Back in December, it was reported that College Humor co-founder Ricky Van Veen, who joined Facebook in 2016 to work on its video endeavors, revealed Facebook wanted "to kickstart an ecosystem of partner content" for the site's new Video tab.

The high-tier content could see Facebook take on the likes of Amazon and Netflix, who both churn out their own incredibly popular originals. Even YouTube is about to start airing its own shows.
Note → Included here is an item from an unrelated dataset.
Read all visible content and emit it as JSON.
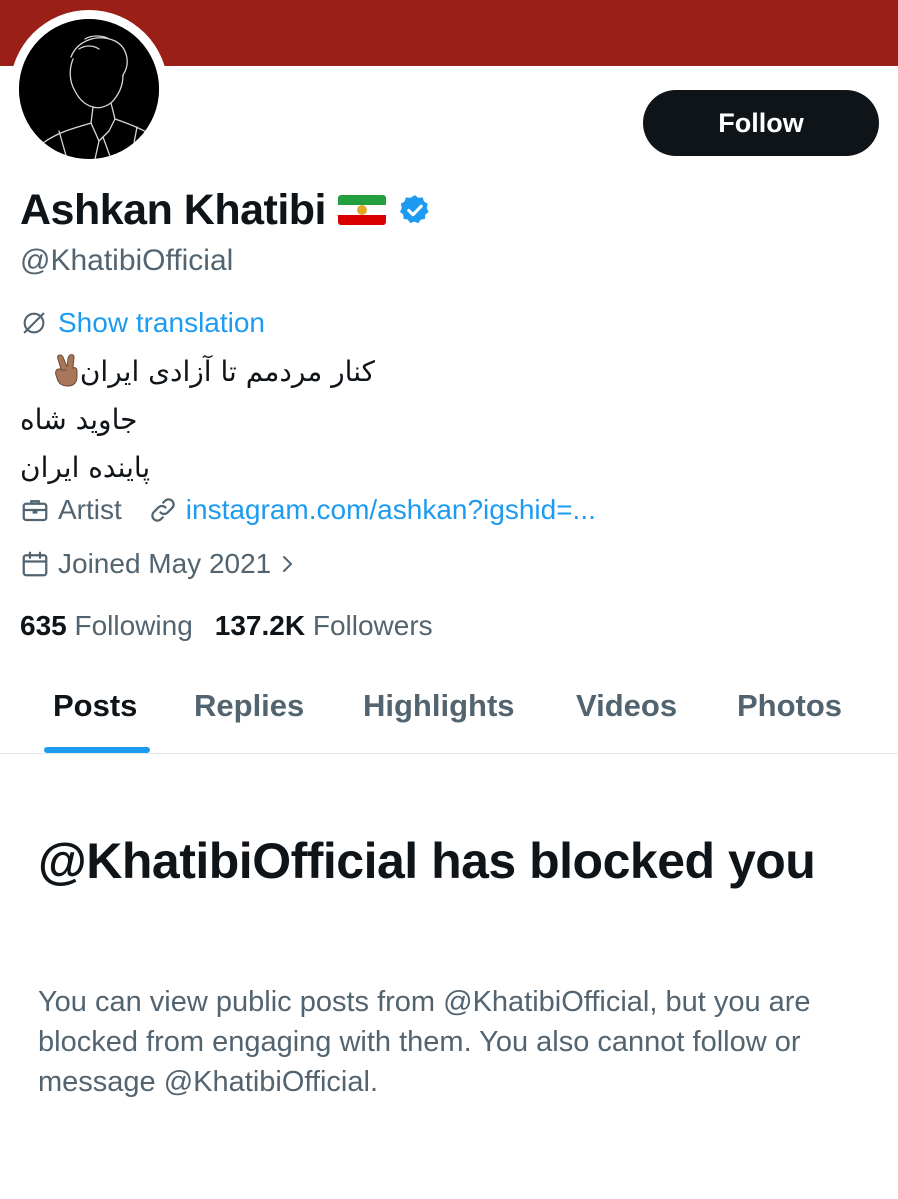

Netflix's excellent House of Cards series is reportedly the type of quality Facebook is aiming for with its top-end programming.

There's not a lot of information on what the tech giant's new shows will be about, though one of them, which comes from Conde Nast Entertainment, involves people going on first dates in virtual reality before meeting in real life.

Facebook has paid for the shows upfront but plans to start using a revenue-sharing model by including mid-roll ads at a later date.

In the same way that YouTube has acquired the services of Kevin Hart and Ellen DeGeneres, Facebook is trying to convince a number of celebrities to appear in its shows, with one "A-list Hollywood star" having already signed up to appear.

As it gets ever closer to 2 billion monthly users, Facebook already has a huge potential audience, though the company will reportedly be putting a lot of focus on appealing to the Snapchat-loving teen market.

Facebook has declined to comment on the story but doesn't deny that it's working on original programming.